The pressure on trust managers to explain their fees and justify its performance has been growing in recent years, and the rise of passive investing has increased this.

There has also been criticism of investment trusts over the years for the existence of too many small, sub-standard trusts.

Trusts are governed primarily by boards, normally made up of four to six experienced members of the financial services industry, who will appoint or dismiss portfolio managers, and be accountable to shareholders for the trust’s performance.

A former trust board member told me recently he was surprised at how much his fellow directors cared about their position.

But, he said, the remuneration for these roles is nowhere near high enough for the level of risk the directors are taking on. 

Investment trust board members make anywhere between £20,000 and £40,000, and although it is not a full-time job, it is much less than could be earned in other financial services roles that these people would be qualified to do.

With the Financial Conduct Authority’s consumer duty quickly coming down the track, the pressure on board members to ensure investors are getting a good deal will increase further.

The issue is what should be done when the trust underperforms, as the costs of closures are huge and can run into the hundreds of thousands.

Taking a decision to close an investment trust could therefore potentially be more expensive than allowing the trust to continue to underperform.

Trust closures can also get messy. Take Gresham House Strategic, now called Rockwood Realisation. The trust’s shareholders initially voted by 93 per cent to wind the investment company, and then a year later, 96 per cent voted for it to begin actively investing again.

Investors’ funds were caught in the battle, as the trust returned £25mn to shareholders before the board proposed that funds should be invested again.
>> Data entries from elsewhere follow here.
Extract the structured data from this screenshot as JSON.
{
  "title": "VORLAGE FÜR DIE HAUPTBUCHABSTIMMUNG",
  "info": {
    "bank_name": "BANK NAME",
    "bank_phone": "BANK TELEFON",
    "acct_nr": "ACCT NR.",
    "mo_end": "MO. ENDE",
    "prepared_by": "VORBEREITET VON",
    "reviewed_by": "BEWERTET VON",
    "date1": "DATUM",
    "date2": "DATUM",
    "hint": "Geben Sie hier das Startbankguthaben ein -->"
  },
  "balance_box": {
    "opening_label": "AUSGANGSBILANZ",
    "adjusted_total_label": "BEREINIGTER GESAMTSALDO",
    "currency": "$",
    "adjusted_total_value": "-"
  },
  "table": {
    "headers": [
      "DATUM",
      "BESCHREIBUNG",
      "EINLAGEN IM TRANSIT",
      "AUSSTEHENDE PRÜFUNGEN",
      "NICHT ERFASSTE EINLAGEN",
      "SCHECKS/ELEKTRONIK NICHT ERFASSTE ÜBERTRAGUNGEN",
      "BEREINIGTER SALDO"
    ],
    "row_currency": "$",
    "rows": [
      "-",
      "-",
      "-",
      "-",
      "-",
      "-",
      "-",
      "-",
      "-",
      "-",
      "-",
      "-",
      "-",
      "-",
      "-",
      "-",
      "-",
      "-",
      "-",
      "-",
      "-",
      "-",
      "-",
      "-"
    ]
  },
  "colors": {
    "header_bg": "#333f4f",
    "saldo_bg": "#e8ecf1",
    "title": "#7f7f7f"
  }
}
Another option is to merge the trust with another, which is increasingly popular – it happened five times last year, compared to two in 2019 and 2018. Though there are costs associated with this, in the long-term, mergers reduce fees for consumers and create more liquid investment companies.